◆ **Work to complete**
Where does the string "glyph" occur in the records below? Copy every line that holds it.

◆ **Data excerpts**
__________________________________________________
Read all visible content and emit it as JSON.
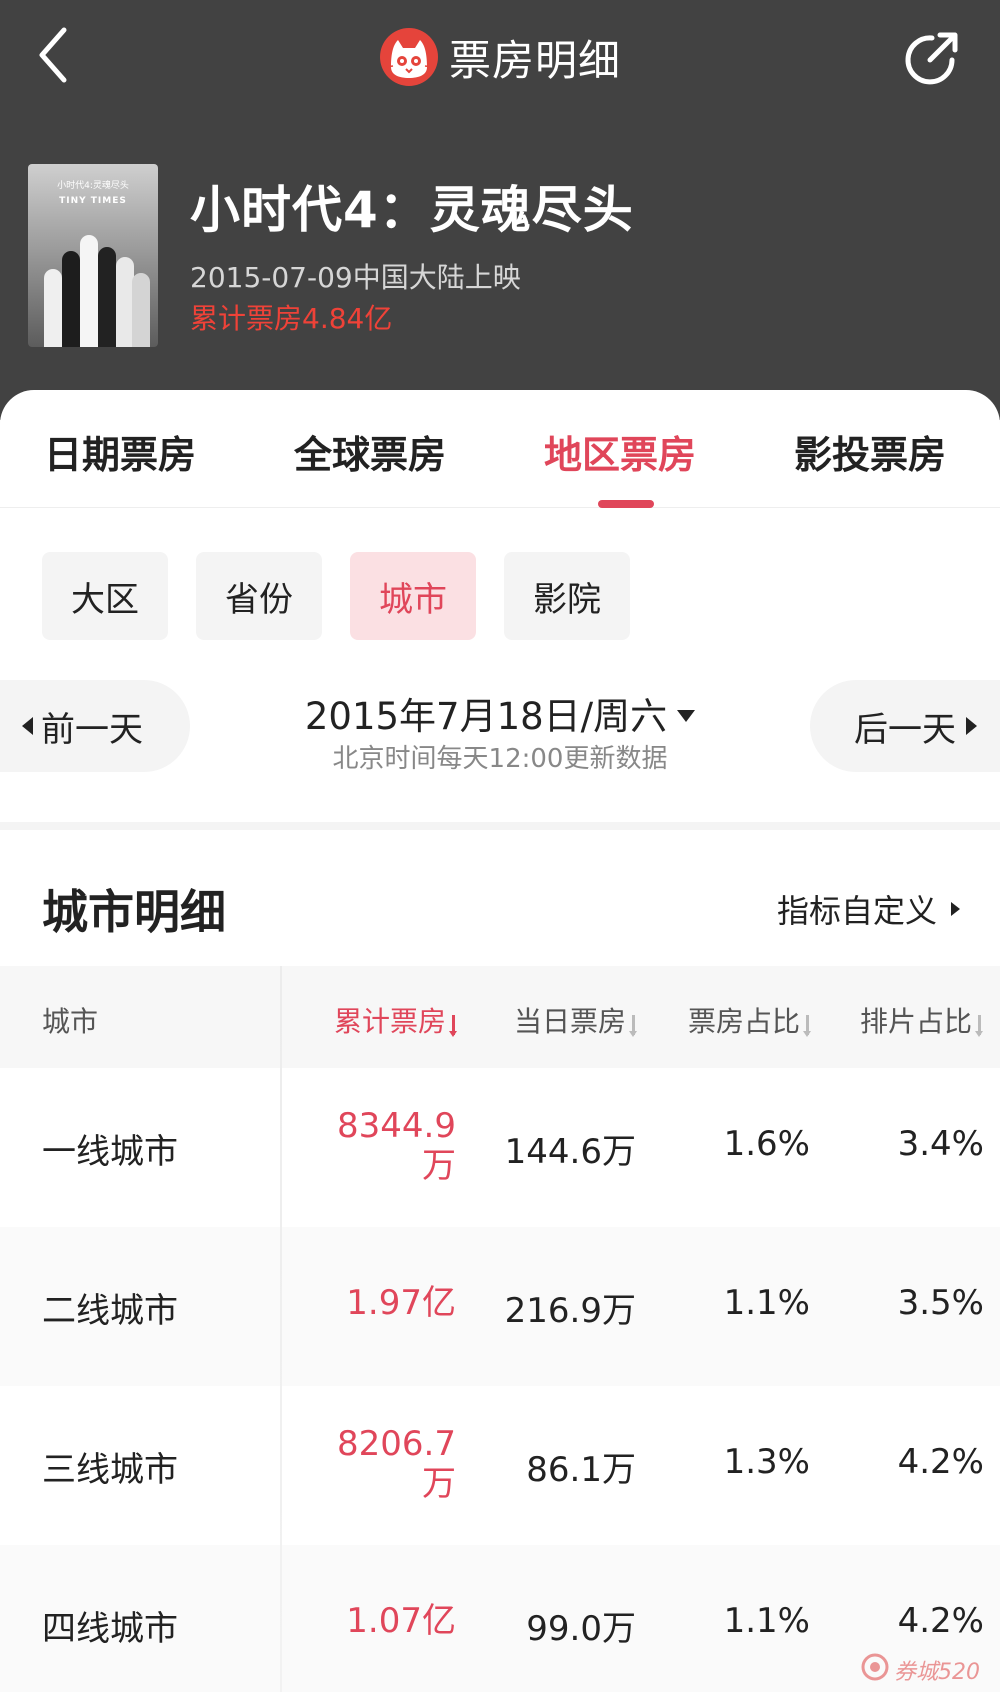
{
  "header": {
    "title": "票房明细"
  },
  "movie": {
    "name": "小时代4：灵魂尽头",
    "release": "2015-07-09中国大陆上映",
    "total": "累计票房4.84亿",
    "poster_text_1": "小时代4:灵魂尽头",
    "poster_text_2": "TINY TIMES"
  },
  "tabs": [
    {
      "label": "日期票房",
      "active": false
    },
    {
      "label": "全球票房",
      "active": false
    },
    {
      "label": "地区票房",
      "active": true
    },
    {
      "label": "影投票房",
      "active": false
    }
  ],
  "segments": [
    {
      "label": "大区",
      "active": false
    },
    {
      "label": "省份",
      "active": false
    },
    {
      "label": "城市",
      "active": true
    },
    {
      "label": "影院",
      "active": false
    }
  ],
  "date_nav": {
    "prev": "前一天",
    "next": "后一天",
    "date": "2015年7月18日/周六",
    "note": "北京时间每天12:00更新数据"
  },
  "detail": {
    "title": "城市明细",
    "custom": "指标自定义",
    "columns": [
      "城市",
      "累计票房",
      "当日票房",
      "票房占比",
      "排片占比"
    ],
    "rows": [
      {
        "city": "一线城市",
        "total": "8344.9万",
        "total_l1": "8344.9",
        "total_l2": "万",
        "today": "144.6万",
        "share": "1.6%",
        "schedule": "3.4%"
      },
      {
        "city": "二线城市",
        "total": "1.97亿",
        "total_l1": "1.97亿",
        "total_l2": "",
        "today": "216.9万",
        "share": "1.1%",
        "schedule": "3.5%"
      },
      {
        "city": "三线城市",
        "total": "8206.7万",
        "total_l1": "8206.7",
        "total_l2": "万",
        "today": "86.1万",
        "share": "1.3%",
        "schedule": "4.2%"
      },
      {
        "city": "四线城市",
        "total": "1.07亿",
        "total_l1": "1.07亿",
        "total_l2": "",
        "today": "99.0万",
        "share": "1.1%",
        "schedule": "4.2%"
      }
    ]
  },
  "watermark": "券城520",
  "colors": {
    "accent": "#e0465a",
    "header_bg": "#424242",
    "total_red": "#ef4238"
  }
}
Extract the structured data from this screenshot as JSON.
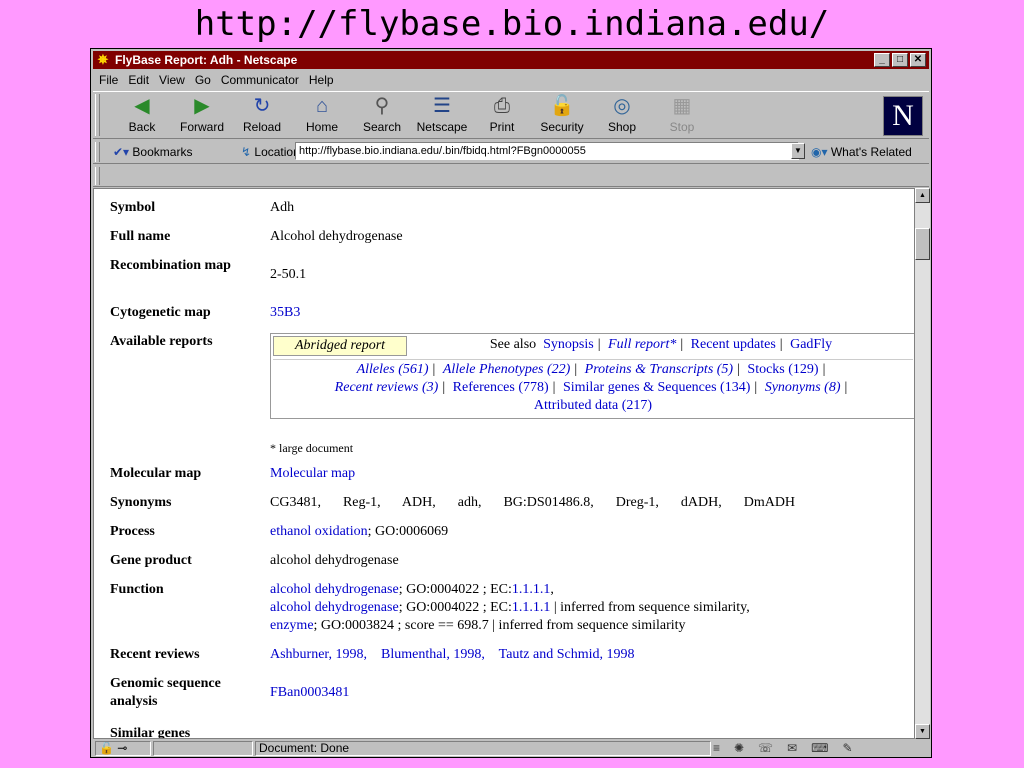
{
  "slide": {
    "title": "http://flybase.bio.indiana.edu/"
  },
  "window": {
    "title": "FlyBase Report: Adh - Netscape",
    "controls": {
      "minimize": "_",
      "maximize": "□",
      "close": "✕"
    },
    "menu": [
      "File",
      "Edit",
      "View",
      "Go",
      "Communicator",
      "Help"
    ],
    "toolbar": [
      {
        "label": "Back",
        "icon": "back-arrow-icon",
        "glyph": "◀"
      },
      {
        "label": "Forward",
        "icon": "forward-arrow-icon",
        "glyph": "▶"
      },
      {
        "label": "Reload",
        "icon": "reload-icon",
        "glyph": "↻"
      },
      {
        "label": "Home",
        "icon": "home-icon",
        "glyph": "⌂"
      },
      {
        "label": "Search",
        "icon": "search-icon",
        "glyph": "⚲"
      },
      {
        "label": "Netscape",
        "icon": "netscape-icon",
        "glyph": "☰"
      },
      {
        "label": "Print",
        "icon": "print-icon",
        "glyph": "⎙"
      },
      {
        "label": "Security",
        "icon": "lock-icon",
        "glyph": "🔓"
      },
      {
        "label": "Shop",
        "icon": "shop-icon",
        "glyph": "◎"
      },
      {
        "label": "Stop",
        "icon": "stop-icon",
        "glyph": "▦"
      }
    ],
    "logo": "N",
    "bookmarks_label": "Bookmarks",
    "location_label": "Location:",
    "location_url": "http://flybase.bio.indiana.edu/.bin/fbidq.html?FBgn0000055",
    "whats_related": "What's Related",
    "status_text": "Document: Done"
  },
  "report": {
    "symbol": {
      "label": "Symbol",
      "value": "Adh"
    },
    "full_name": {
      "label": "Full name",
      "value": "Alcohol dehydrogenase"
    },
    "recombination": {
      "label": "Recombination map",
      "value": "2-50.1"
    },
    "cytogenetic": {
      "label": "Cytogenetic map",
      "value": "35B3"
    },
    "available": {
      "label": "Available reports",
      "abridged": "Abridged report",
      "see_also": "See also",
      "top_links": [
        "Synopsis",
        "Full report*",
        "Recent updates",
        "GadFly"
      ],
      "links_line1": [
        "Alleles (561)",
        "Allele Phenotypes (22)",
        "Proteins & Transcripts (5)",
        "Stocks (129)"
      ],
      "links_line2": [
        "Recent reviews (3)",
        "References (778)",
        "Similar genes & Sequences (134)",
        "Synonyms (8)"
      ],
      "links_line3": "Attributed data (217)",
      "note": "* large document"
    },
    "molecular": {
      "label": "Molecular map",
      "value": "Molecular map"
    },
    "synonyms": {
      "label": "Synonyms",
      "values": [
        "CG3481,",
        "Reg-1,",
        "ADH,",
        "adh,",
        "BG:DS01486.8,",
        "Dreg-1,",
        "dADH,",
        "DmADH"
      ]
    },
    "process": {
      "label": "Process",
      "link": "ethanol oxidation",
      "rest": "; GO:0006069"
    },
    "gene_product": {
      "label": "Gene product",
      "value": "alcohol dehydrogenase"
    },
    "function": {
      "label": "Function",
      "l1_link": "alcohol dehydrogenase",
      "l1_mid": "; GO:0004022 ; EC:",
      "l1_ec": "1.1.1.1",
      "l1_end": ",",
      "l2_link": "alcohol dehydrogenase",
      "l2_mid": "; GO:0004022 ; EC:",
      "l2_ec": "1.1.1.1",
      "l2_end": " | inferred from sequence similarity,",
      "l3_link": "enzyme",
      "l3_rest": "; GO:0003824 ; score == 698.7 | inferred from sequence similarity"
    },
    "reviews": {
      "label": "Recent reviews",
      "values": [
        "Ashburner, 1998,",
        "Blumenthal, 1998,",
        "Tautz and Schmid, 1998"
      ]
    },
    "genomic": {
      "label": "Genomic sequence analysis",
      "value": "FBan0003481"
    },
    "similar": {
      "label": "Similar genes"
    }
  }
}
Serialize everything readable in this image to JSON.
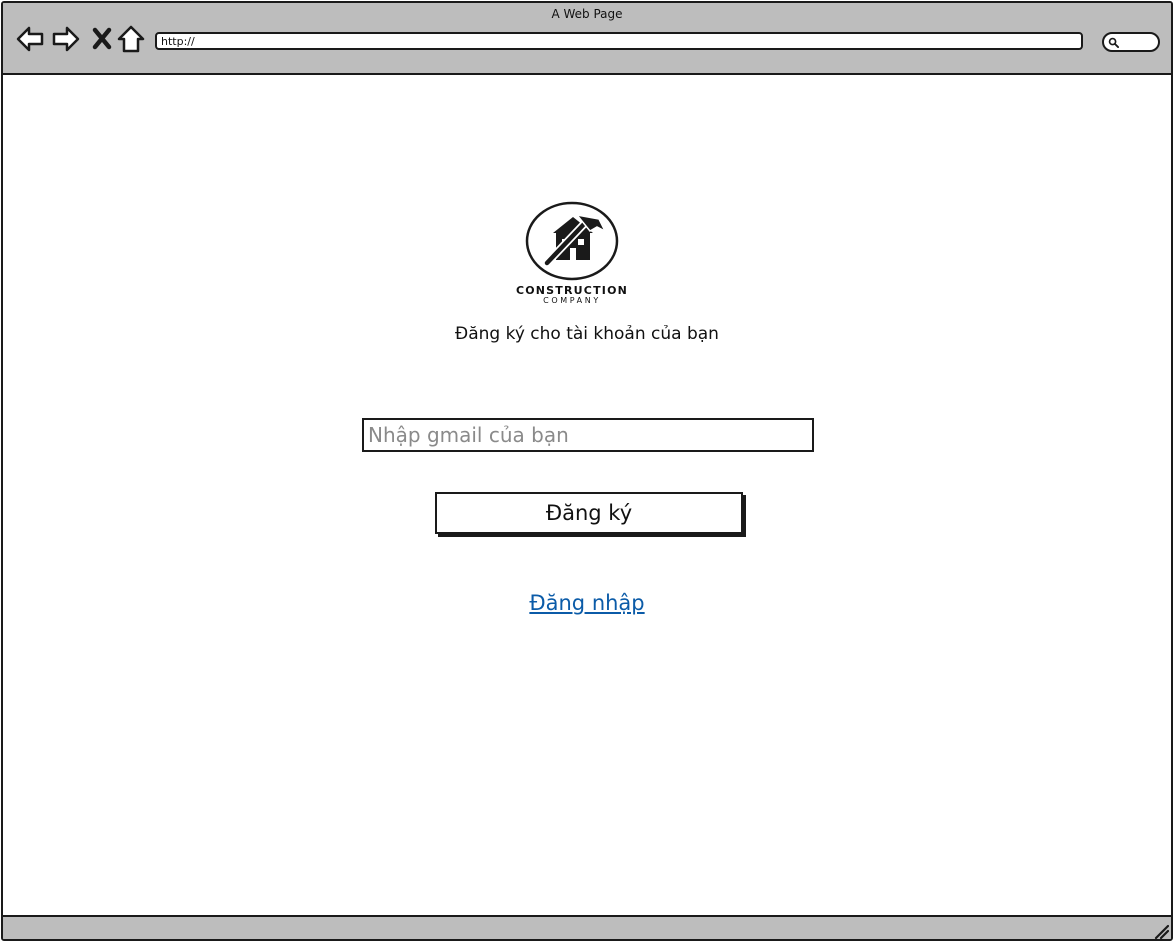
{
  "window": {
    "title": "A Web Page"
  },
  "toolbar": {
    "back_icon": "arrow-left-icon",
    "forward_icon": "arrow-right-icon",
    "stop_icon": "close-icon",
    "home_icon": "home-icon",
    "address": "http://",
    "search_icon": "search-icon"
  },
  "logo": {
    "main_text": "CONSTRUCTION",
    "sub_text": "COMPANY",
    "icon": "house-hammer-icon"
  },
  "form": {
    "heading": "Đăng ký cho tài khoản của bạn",
    "email_placeholder": "Nhập gmail của bạn",
    "submit_label": "Đăng ký",
    "login_link": "Đăng nhập"
  },
  "colors": {
    "chrome": "#bdbdbd",
    "border": "#1a1a1a",
    "link": "#0b5ba8",
    "placeholder": "#8a8a8a"
  }
}
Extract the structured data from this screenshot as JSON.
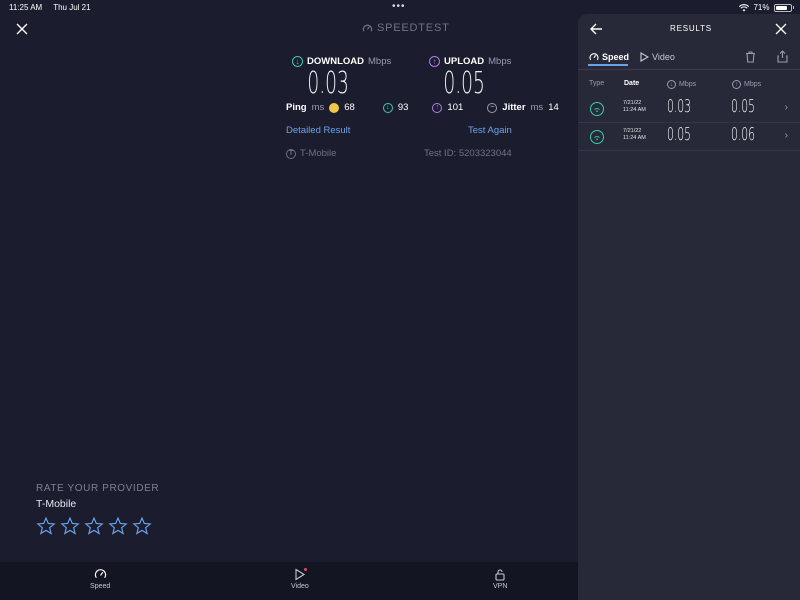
{
  "status": {
    "time": "11:25 AM",
    "date": "Thu Jul 21",
    "battery": "71%"
  },
  "brand": "SPEEDTEST",
  "download": {
    "label": "DOWNLOAD",
    "unit": "Mbps",
    "value": "0.03"
  },
  "upload": {
    "label": "UPLOAD",
    "unit": "Mbps",
    "value": "0.05"
  },
  "ping": {
    "label": "Ping",
    "unit": "ms",
    "idle": "68",
    "down": "93",
    "up": "101"
  },
  "jitter": {
    "label": "Jitter",
    "unit": "ms",
    "value": "14"
  },
  "links": {
    "detailed": "Detailed Result",
    "again": "Test Again"
  },
  "provider": {
    "name": "T-Mobile",
    "test_id": "Test ID: 5203323044"
  },
  "rate": {
    "title": "RATE YOUR PROVIDER",
    "provider": "T-Mobile",
    "stars": 5
  },
  "nav": {
    "speed": "Speed",
    "video": "Video",
    "vpn": "VPN"
  },
  "results": {
    "title": "RESULTS",
    "tabs": {
      "speed": "Speed",
      "video": "Video"
    },
    "headers": {
      "type": "Type",
      "date": "Date",
      "down_unit": "Mbps",
      "up_unit": "Mbps"
    },
    "rows": [
      {
        "date": "7/21/22",
        "time": "11:24 AM",
        "down": "0.03",
        "up": "0.05"
      },
      {
        "date": "7/21/22",
        "time": "11:24 AM",
        "down": "0.05",
        "up": "0.06"
      }
    ]
  },
  "colors": {
    "accent": "#6aa3e8",
    "download": "#3ec9a9",
    "upload": "#b07cf0",
    "ping_idle": "#f0c64a"
  }
}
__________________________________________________
◆ **Written reply**
        "glyph": "◀"
        "glyph": "▶"
        "glyph": "↻"
        "glyph": "⌂"
        "glyph": "⚲"
        "glyph": "☰"
        "glyph": "⎙"
        "glyph": "🔓"
        "glyph": "◎"
        "glyph": "▦"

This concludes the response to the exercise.